In Cyprus, we experience a division which is dominated by ethnic differences and nationalism while religion has not been one of the primary reasons for conflict. The educational systems are mainly responsible for this division. The issue began with teachers who arrived in Cyprus from Turkey and Greece at the start of the 1900's. With nationalism, racism and chauvinism entering official teaching, divisions which later developed into physical conflicts, started in minds. During the period in which ethnic division was not the case in Cyprus, people showcased great examples of working and living together and a big part of people’s lives was based on collaboration. The most significant thing is to break down these barriers in people’s minds and eradicate discriminatory elements through peace education.

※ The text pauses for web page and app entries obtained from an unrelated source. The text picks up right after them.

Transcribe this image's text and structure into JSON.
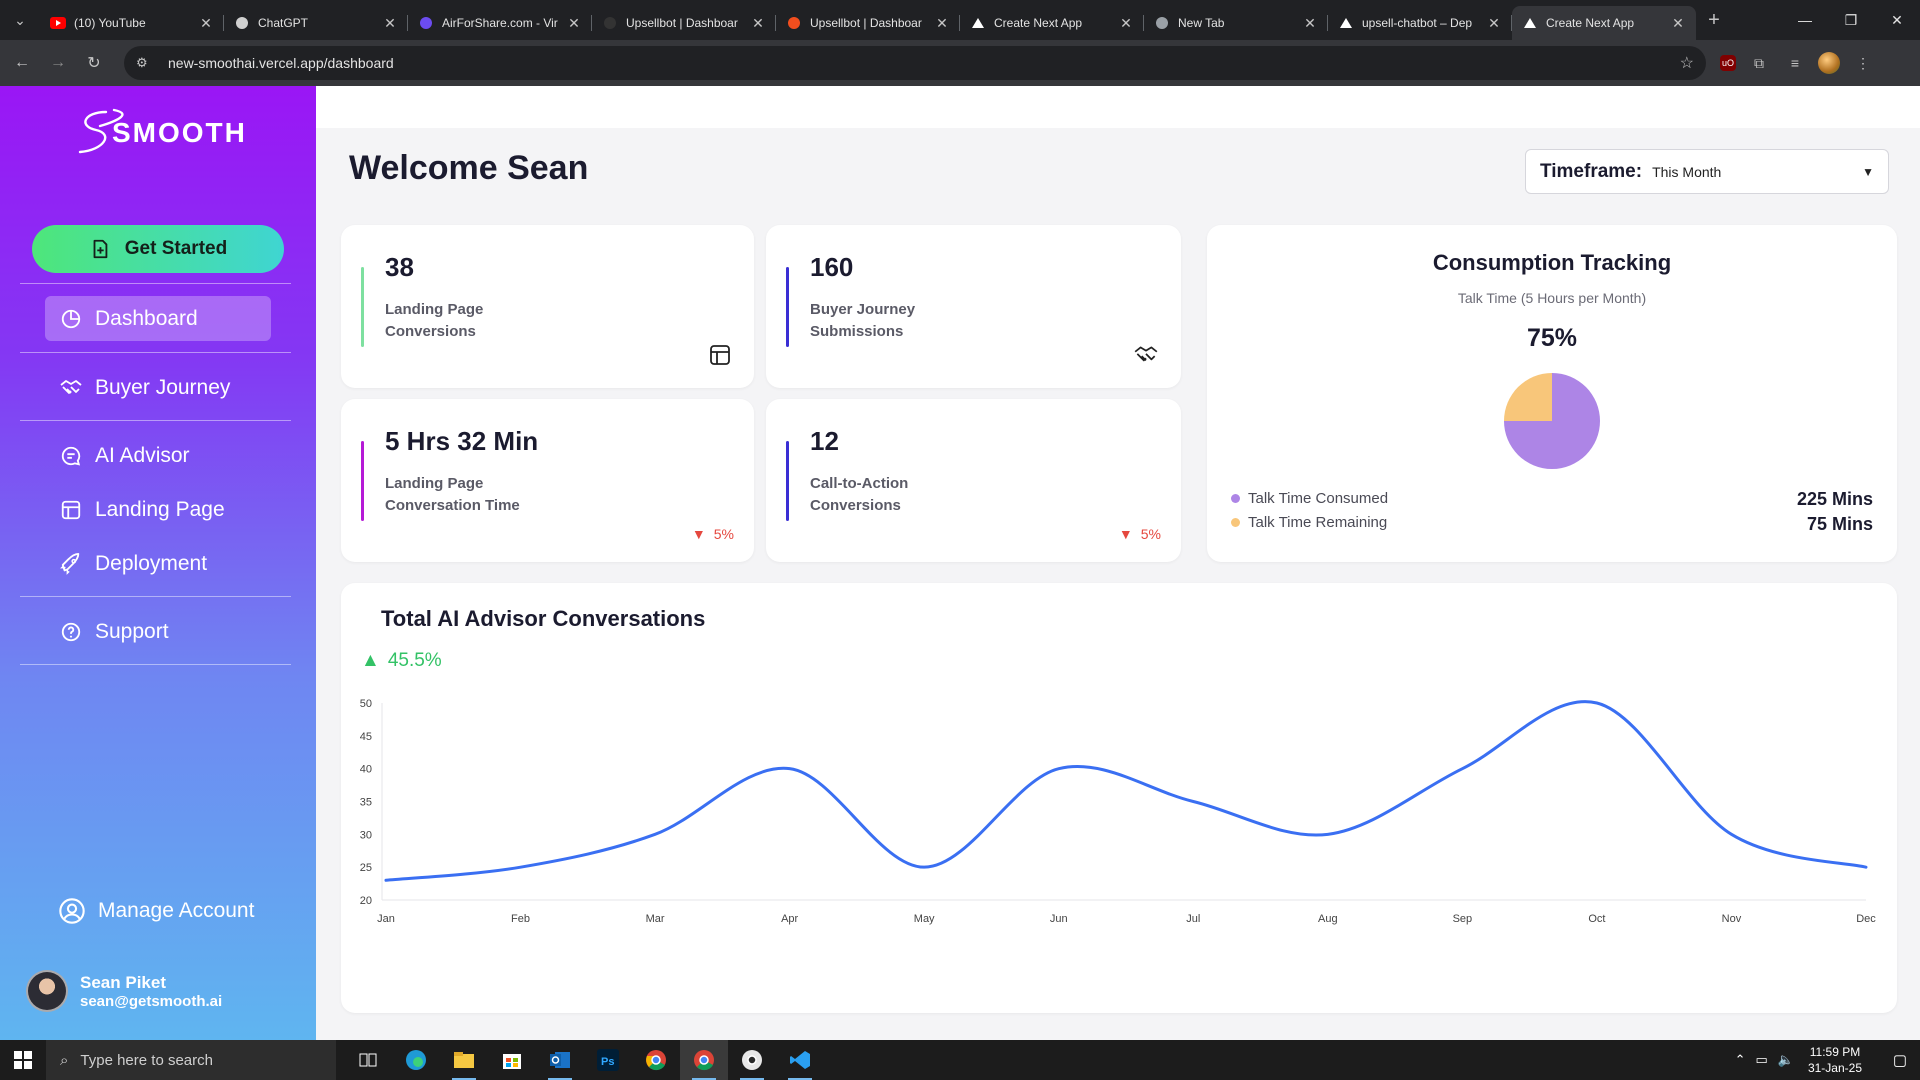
{
  "browser": {
    "tabs": [
      {
        "title": "(10) YouTube",
        "icon": "youtube-icon"
      },
      {
        "title": "ChatGPT",
        "icon": "chatgpt-icon"
      },
      {
        "title": "AirForShare.com - Vir",
        "icon": "airforshare-icon"
      },
      {
        "title": "Upsellbot | Dashboar",
        "icon": "upsellbot-icon"
      },
      {
        "title": "Upsellbot | Dashboar",
        "icon": "figma-icon"
      },
      {
        "title": "Create Next App",
        "icon": "vercel-icon"
      },
      {
        "title": "New Tab",
        "icon": "chrome-icon"
      },
      {
        "title": "upsell-chatbot – Dep",
        "icon": "vercel-icon"
      },
      {
        "title": "Create Next App",
        "icon": "vercel-icon"
      }
    ],
    "url": "new-smoothai.vercel.app/dashboard"
  },
  "sidebar": {
    "logo_text": "SMOOTH",
    "get_started": "Get Started",
    "items": [
      {
        "label": "Dashboard",
        "icon": "pie-chart-icon",
        "active": true
      },
      {
        "label": "Buyer Journey",
        "icon": "handshake-icon"
      },
      {
        "label": "AI Advisor",
        "icon": "chat-icon"
      },
      {
        "label": "Landing Page",
        "icon": "layout-icon"
      },
      {
        "label": "Deployment",
        "icon": "rocket-icon"
      },
      {
        "label": "Support",
        "icon": "help-icon"
      }
    ],
    "manage_account": "Manage Account",
    "user": {
      "name": "Sean Piket",
      "email": "sean@getsmooth.ai"
    }
  },
  "main": {
    "welcome": "Welcome Sean",
    "timeframe": {
      "label": "Timeframe:",
      "value": "This Month"
    },
    "stats": [
      {
        "value": "38",
        "label": "Landing Page Conversions",
        "accent": "#7ee0a0",
        "icon": "layout-icon"
      },
      {
        "value": "160",
        "label": "Buyer Journey Submissions",
        "accent": "#3a2fd4",
        "icon": "handshake-icon"
      },
      {
        "value": "5 Hrs 32 Min",
        "label": "Landing Page Conversation Time",
        "accent": "#b51ad6",
        "trend": "5%",
        "trend_direction": "down"
      },
      {
        "value": "12",
        "label": "Call-to-Action Conversions",
        "accent": "#3a2fd4",
        "trend": "5%",
        "trend_direction": "down"
      }
    ],
    "consumption": {
      "title": "Consumption Tracking",
      "subtitle": "Talk Time (5 Hours per Month)",
      "percent": "75%",
      "consumed_fraction": 0.75,
      "consumed_label": "Talk Time Consumed",
      "consumed_value": "225 Mins",
      "consumed_color": "#ad85e6",
      "remaining_label": "Talk Time Remaining",
      "remaining_value": "75 Mins",
      "remaining_color": "#f8c67a"
    },
    "conversations": {
      "title": "Total AI Advisor Conversations",
      "delta": "45.5%",
      "delta_color": "#33c266"
    }
  },
  "chart_data": {
    "type": "line",
    "title": "Total AI Advisor Conversations",
    "categories": [
      "Jan",
      "Feb",
      "Mar",
      "Apr",
      "May",
      "Jun",
      "Jul",
      "Aug",
      "Sep",
      "Oct",
      "Nov",
      "Dec"
    ],
    "series": [
      {
        "values": [
          23,
          25,
          30,
          40,
          25,
          40,
          35,
          30,
          40,
          50,
          30,
          25
        ],
        "color": "#3a6ff2"
      }
    ],
    "yticks": [
      20,
      25,
      30,
      35,
      40,
      45,
      50
    ],
    "ylim": [
      20,
      50
    ],
    "grid": false,
    "curve": "smooth"
  },
  "taskbar": {
    "search_placeholder": "Type here to search",
    "time": "11:59 PM",
    "date": "31-Jan-25"
  }
}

What has been your most meaningful or noteworthy moment in your peace education career?

My hope and motivation for peace is increased by the dedication and love for peace of teachers across the divide who are willing to cross the boundaries in their own minds. This perception was reinforced through my work as a peace activist and unionist. One of the most striking moments in this work has been the establishment and continuation of the collaboration between the teacher trade unions of both the Turkish Cypriot and the Greek Cypriot community under the umbrella of ETUCE, the European Trade Union Committee for Education. The co-organization of events and the interaction with both like-minded teachers and unionists, but also people who think differently than I do, have definitely been great lessons for me as a Cypriot educator who wishes to see peace education being mainstreamed despite interventions by nationalists and elites in both sides. As recognition of my work in this field, I received the European Citizen’s Prize in 2016.

How and why did you start working in peace education?

I have always believed that peace is a virtue. I am the son of a family who was victimized by the 1963 and 1974 intercommunal conflicts, and had to migrate twice. I got to experience the pain of war and the issues of immigration very closely. I learned about divisions, militarism, nationalism and racism by experiencing them. I know that Cyprus is too small to be divided, yet big enough for the two communities. My belief and determined stance which began as a student, continued throughout my teaching and unionist years with the vision of peace in Cyprus and the unification of our island. I will continue until we reach a unified, peaceful and independent Cyprus in which human rights are respected.